E-mail is at once the best and worst thing to ever happen to the American workplace. The ability to get in touch with people and share documents instantly is nothing short of miraculous. On the other hand, every layer of technology between you and the other person is another chance for communication to break down. An important part of keeping strong relationships between an employer and employee is to strip away those layers. Talk on the phone or, even better, face to face, as much as possible. "More often than not a communication that's closer to face to face is [better], where you can have some dialogue," Grossman said. "E-mail is so far away from communication in many cases because when you get an e-mail or when a boss sends it out, you don't know--did folks read it, id they even get it?" Too many bosses rely on and hide behind email instead of having conversations that can clear up uncertainties and assuage conflicts. To be sure e-mail brings a lot of convenience to our busy lives, but that tends to come at a cost. With tone, context and body language stripped away, misunderstandings become incredibly common. Anyone who's been part of a fight over e-mail or text messages knows how very easy for someone to read things that you never intended to write. The best way to address this problem is to cut it off at the source and simply sit down with someone and have a conversation.

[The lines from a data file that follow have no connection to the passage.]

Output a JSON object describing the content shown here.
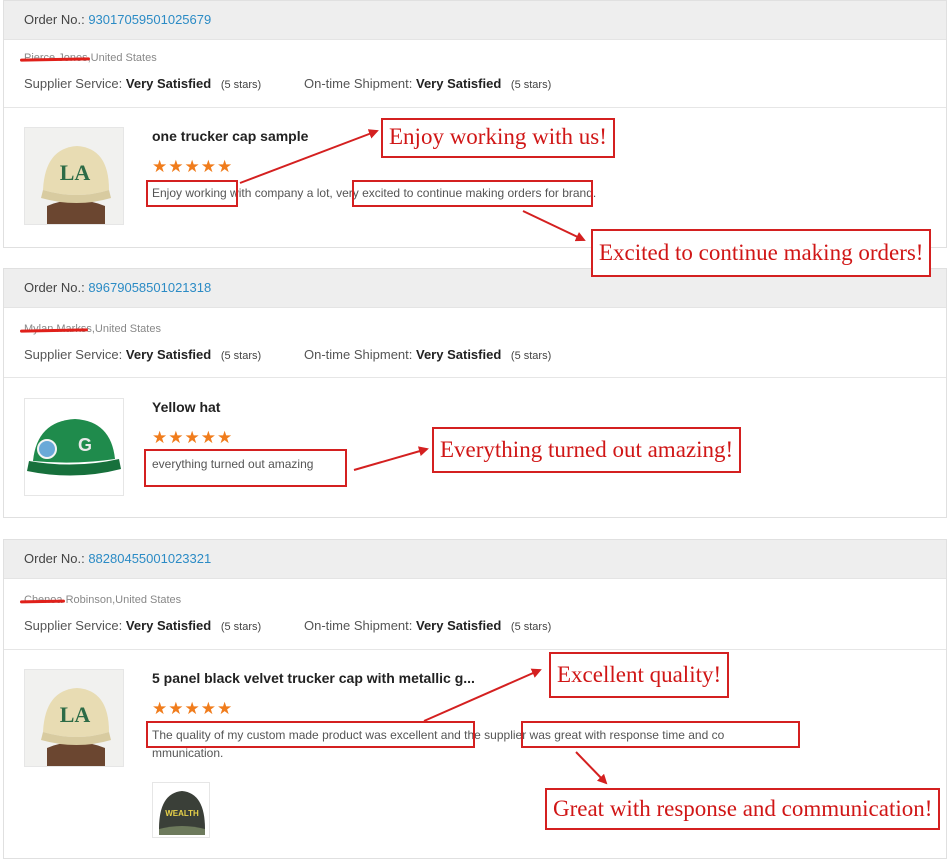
{
  "orders": [
    {
      "order_label": "Order No.:",
      "order_no": "93017059501025679",
      "buyer_redacted": "Pierce Jones",
      "buyer_location": ",United States",
      "supplier_label": "Supplier Service:",
      "supplier_value": "Very Satisfied",
      "supplier_stars": "(5 stars)",
      "shipment_label": "On-time Shipment:",
      "shipment_value": "Very Satisfied",
      "shipment_stars": "(5 stars)",
      "product_title": "one trucker cap sample",
      "rating": 5,
      "review_1": "Enjoy working with company a lot, very excited to continue making orders for brand.",
      "review_2": ""
    },
    {
      "order_label": "Order No.:",
      "order_no": "89679058501021318",
      "buyer_redacted": "Mylan Marks",
      "buyer_location": "s,United States",
      "supplier_label": "Supplier Service:",
      "supplier_value": "Very Satisfied",
      "supplier_stars": "(5 stars)",
      "shipment_label": "On-time Shipment:",
      "shipment_value": "Very Satisfied",
      "shipment_stars": "(5 stars)",
      "product_title": "Yellow hat",
      "rating": 5,
      "review_1": "everything turned out amazing",
      "review_2": ""
    },
    {
      "order_label": "Order No.:",
      "order_no": "88280455001023321",
      "buyer_redacted": "Chenoa",
      "buyer_location": " Robinson,United States",
      "supplier_label": "Supplier Service:",
      "supplier_value": "Very Satisfied",
      "supplier_stars": "(5 stars)",
      "shipment_label": "On-time Shipment:",
      "shipment_value": "Very Satisfied",
      "shipment_stars": "(5 stars)",
      "product_title": "5 panel black velvet trucker cap with metallic g...",
      "rating": 5,
      "review_1": "The quality of my custom made product was excellent and the supplier was great with response time and co",
      "review_2": "mmunication."
    }
  ],
  "callouts": {
    "c1": "Enjoy working with us!",
    "c2": "Excited to continue making orders!",
    "c3": "Everything turned out amazing!",
    "c4": "Excellent quality!",
    "c5": "Great with response and communication!"
  },
  "images": {
    "cap_la_letters": "LA",
    "cap_g_letter": "G",
    "cap_wealth_text": "WEALTH"
  },
  "colors": {
    "accent_link": "#2b8bc5",
    "star": "#f07c1c",
    "annotation_red": "#d42020"
  }
}
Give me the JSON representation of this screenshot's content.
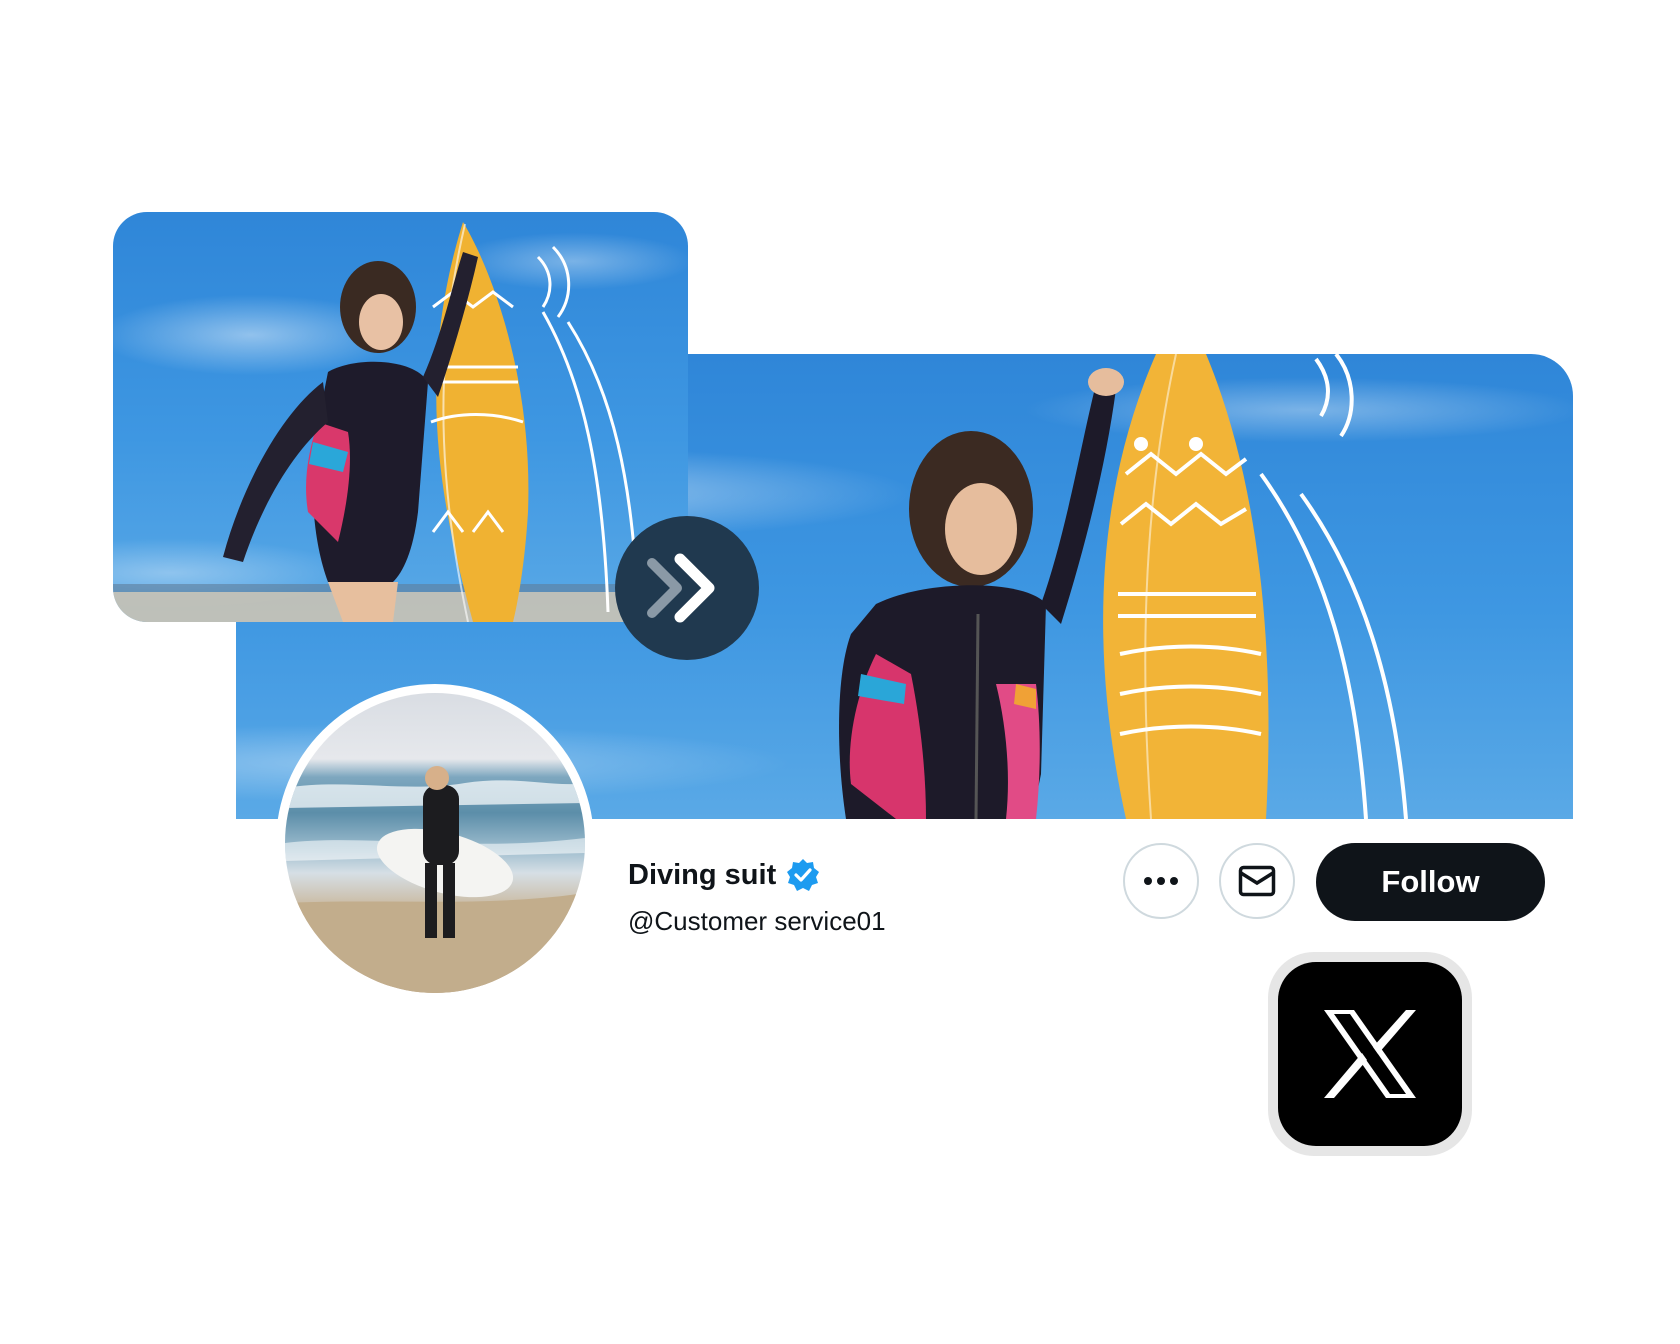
{
  "profile": {
    "display_name": "Diving suit",
    "handle": "@Customer service01",
    "verified": true
  },
  "actions": {
    "follow_label": "Follow",
    "more_icon": "more-horizontal-icon",
    "message_icon": "mail-icon"
  },
  "colors": {
    "follow_bg": "#0f1419",
    "verified_badge": "#1d9bf0",
    "arrow_circle": "#20394f",
    "x_logo_bg": "#000000"
  },
  "brand": {
    "logo": "x-logo-icon"
  }
}
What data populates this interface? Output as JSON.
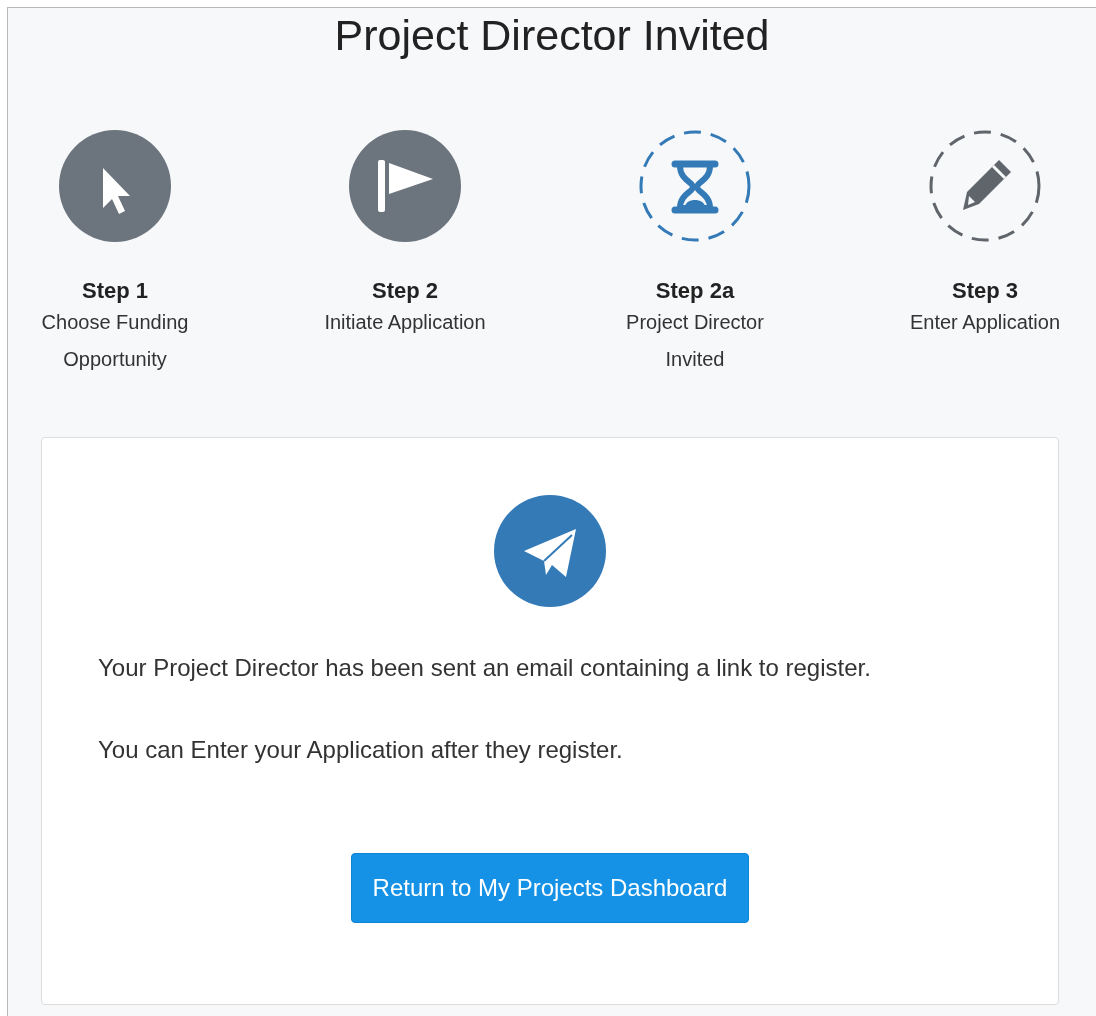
{
  "title": "Project Director Invited",
  "steps": [
    {
      "label": "Step 1",
      "description": "Choose Funding Opportunity",
      "completed": true,
      "selected": false
    },
    {
      "label": "Step 2",
      "description": "Initiate Application",
      "completed": true,
      "selected": false
    },
    {
      "label": "Step 2a",
      "description": "Project Director Invited",
      "completed": false,
      "selected": true
    },
    {
      "label": "Step 3",
      "description": "Enter Application",
      "completed": false,
      "selected": false
    }
  ],
  "message": {
    "lines": [
      "Your Project Director has been sent an email containing a link to register.",
      "You can Enter your Application after they register."
    ],
    "button": "Return to My Projects Dashboard"
  }
}
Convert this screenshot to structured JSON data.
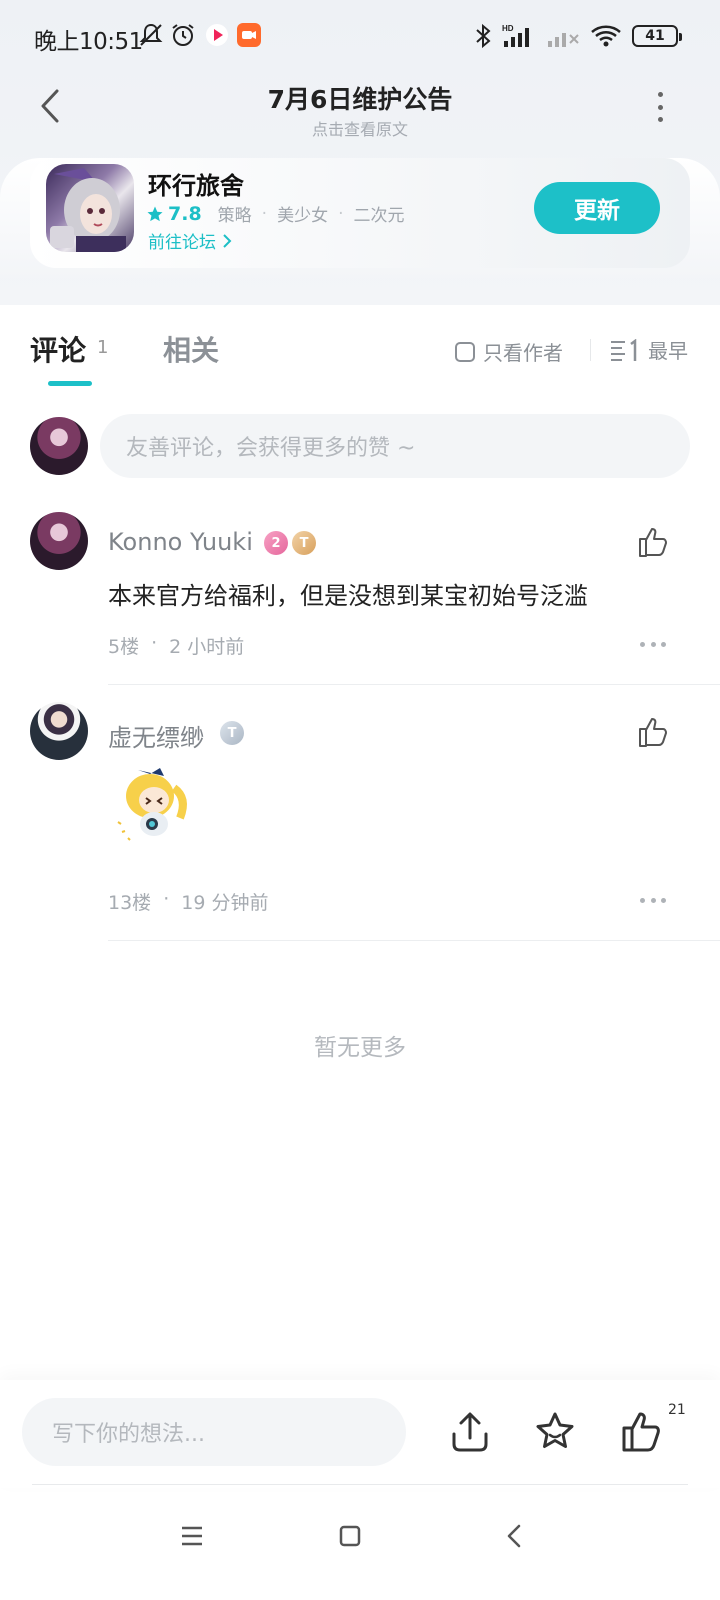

Sometimes the best way for people to understand what you're thinking is just to explain it. One of the single greatest drivers of conflict in the workplace is when an employee doesn't understand what his manager is doing or why. Lack of information can breed resentment and employees who don't understand decisions will often come up with their own worst case scenarios, especially when that decision is already unpopular. "The reality is that when a boss is not communicating effectively people fill in the blanks and they come up with their own meaning, and usually what they come up with is much worse [than the reality]," Grossman said. "There's the information vacuum that always fills." The solution is communication. When you've made a decision, explain it to your team, or be sure they know that your door is open for any questions. Share your motivations and intentions and stay open to feedback along the way. "Especially in today's work environment where in so many cases there's so much change going on, there's a need to be communicating more frequently with employees," Grossman said. "So a smart boss has regular communication opportunities to talk with their team... savvy bosses have a cadence of communication, so that they know that they regularly have touch points and communication with their core audience." Maybe you can't always make people happy, but you can at least make them feel informed and heard. A lot of the time, that's what's really missing in the first place. Eric Reed is a freelance journalist who writes frequently on the subjects of career and travel. You can read more of his work at his website www.wanderinglawyer.com.